"Enlightenment ideas still relevant today"
Revolutions in thought (as opposed to those in politics or science) are in many ways the most far-reaching of all. They affect how we grant legitimacy to authority, define what is possible, create standards of right and wrong, and even view the potential of human life. Between 1600 and 1800, such a revolution of the intellect seized Europe, shaking the minds of the continent as few things before or since. What we now know as the Enlightenment challenged previously accepted ways of understanding reality, bringing about modern science, representative democracy, and a wave of wars, sparking what Professor Kors calls "perhaps the most profound transformation of European, if not human, life." In this series of 24 insightful lectures, you'll explore the astonishing conceptual and cultural revolution of the Enlightenment.

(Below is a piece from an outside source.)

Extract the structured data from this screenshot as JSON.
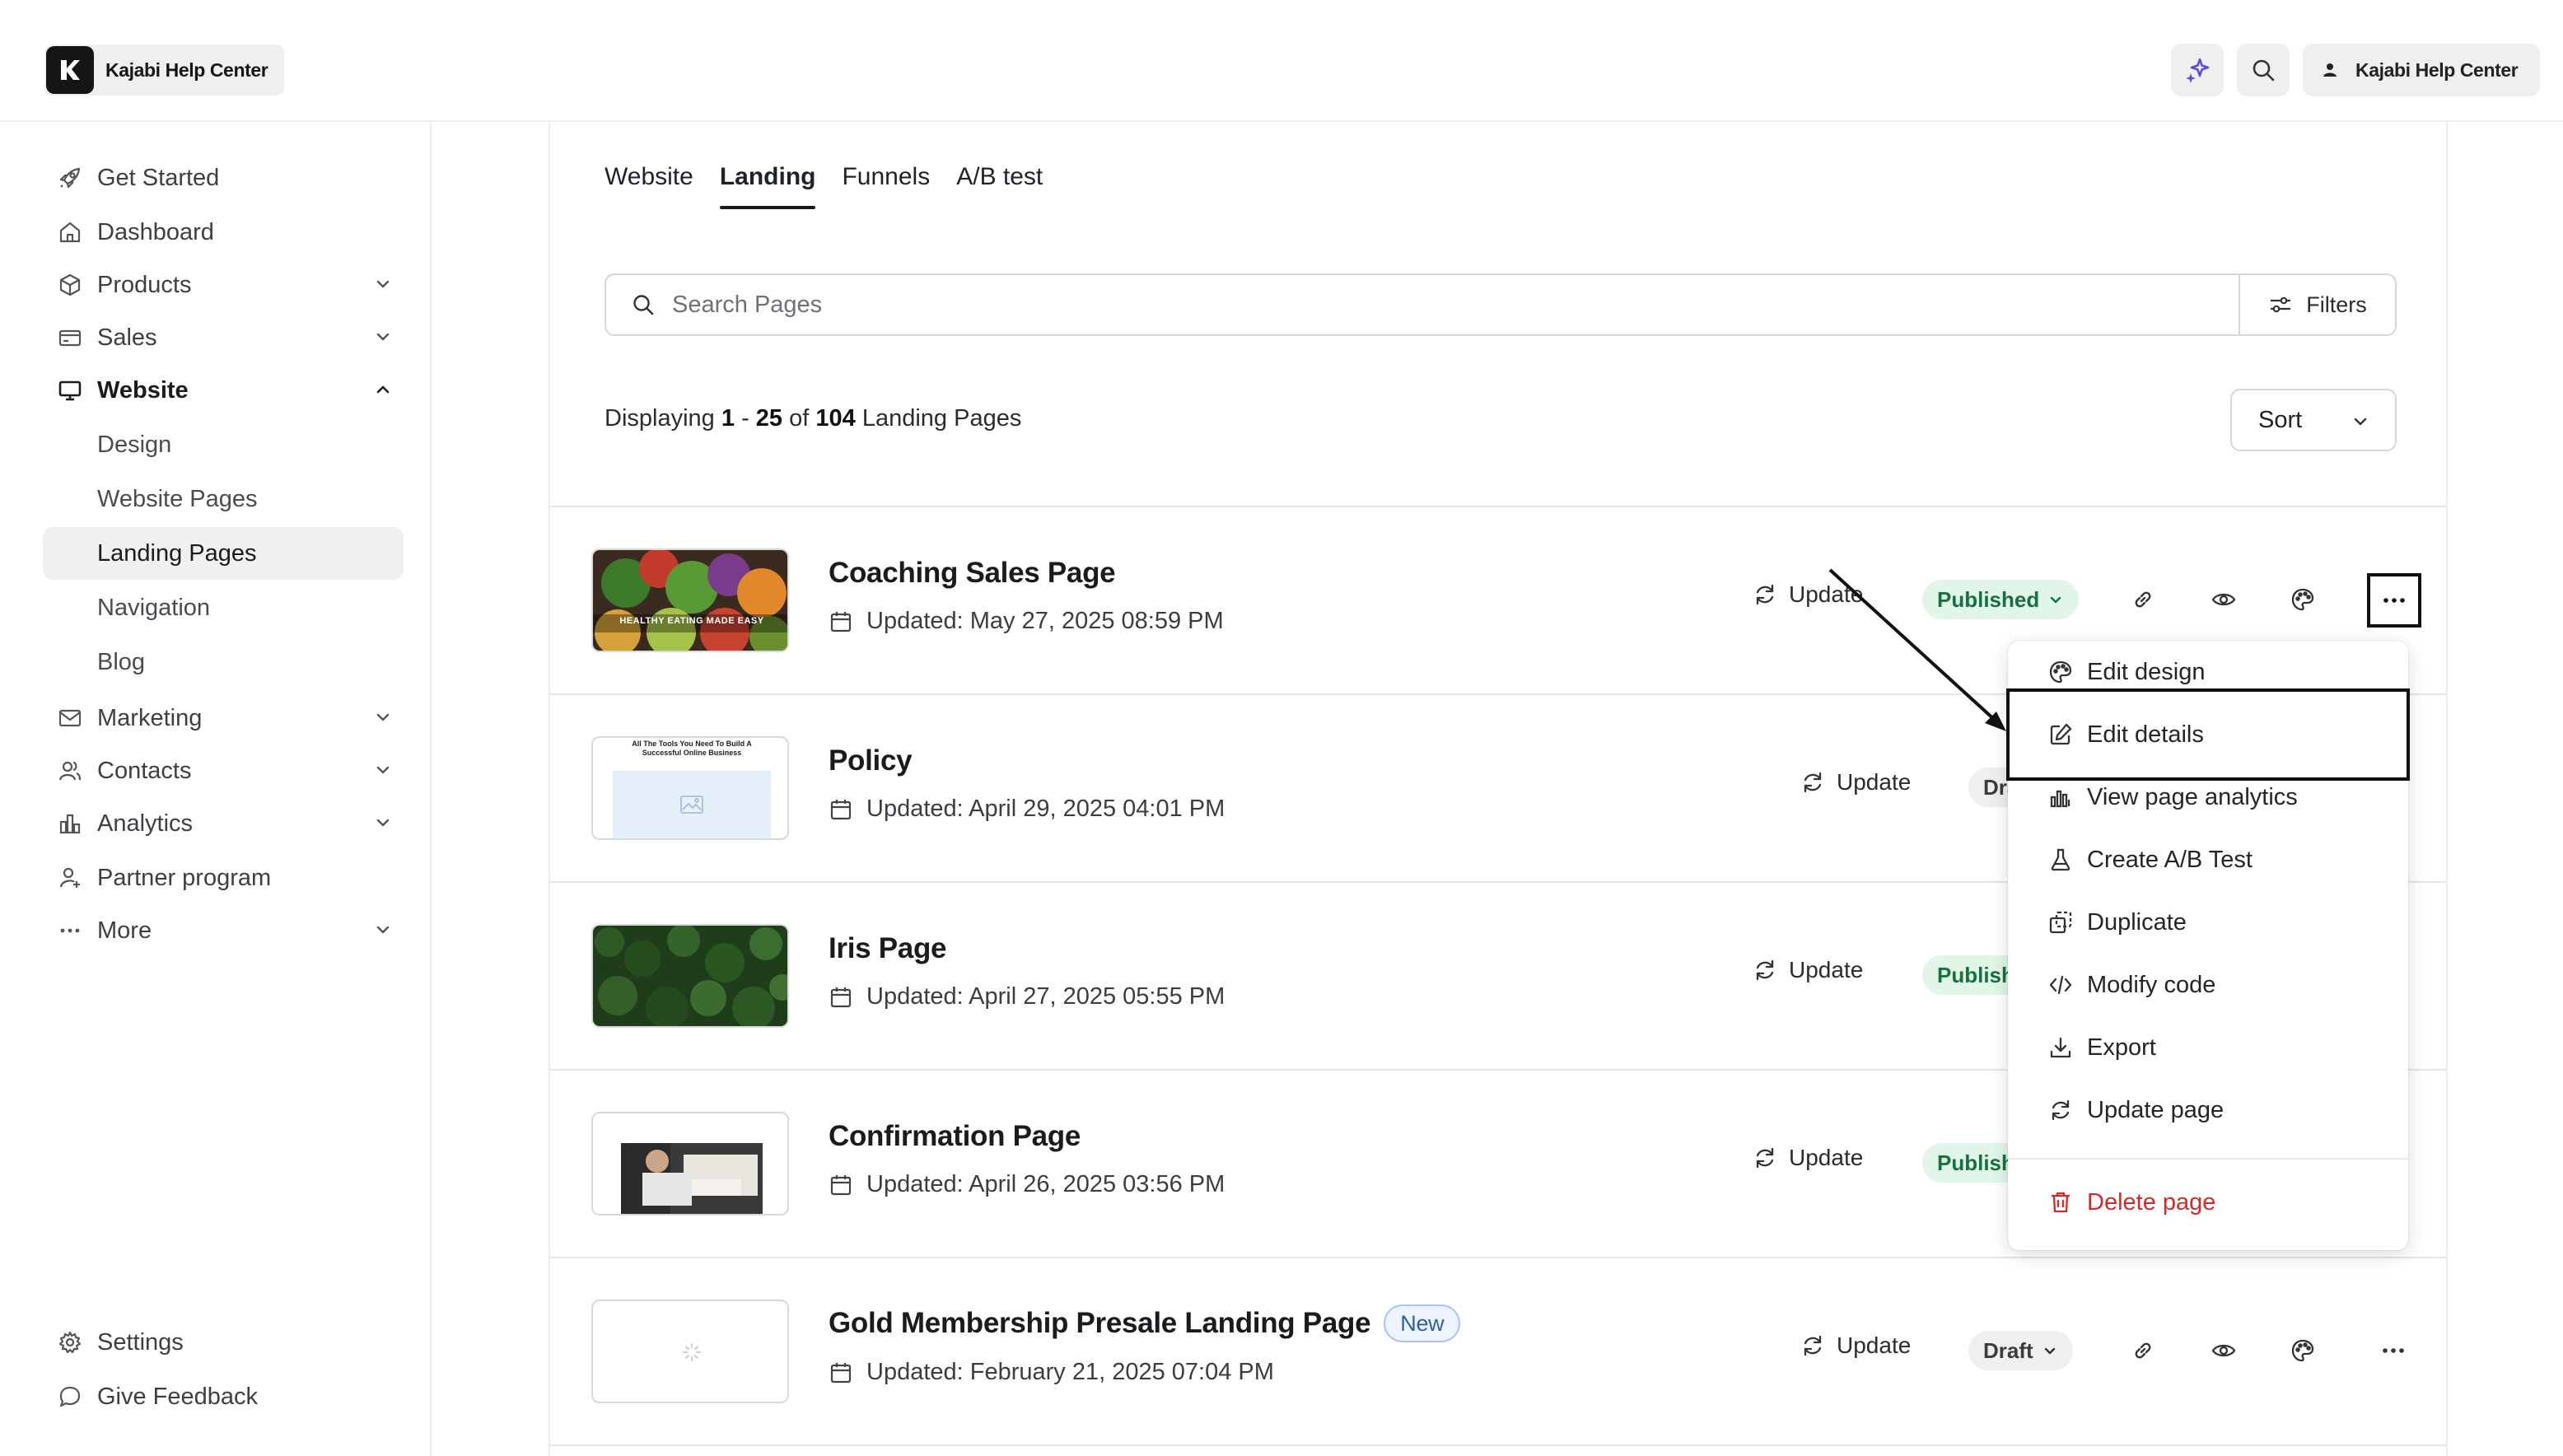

You'll witness in its tumultuous history the birth of modern thought in the dilemmas, debates, and extraordinary works of the 17th- and 18th-century mind, as wielded by the likes of thinkers like Bacon, Descartes, Hobbes, Pascal, Newton, Locke, Hume, Voltaire, Diderot, and Rousseau.And you'll understand why educated Europeans came to believe that they had a new understanding-of thought and the human mind, of method, of nature, and of the uses of knowledge-with which they could come to know the world correctly for the first time in human history, and with which they could rewrite the possibilities of human life.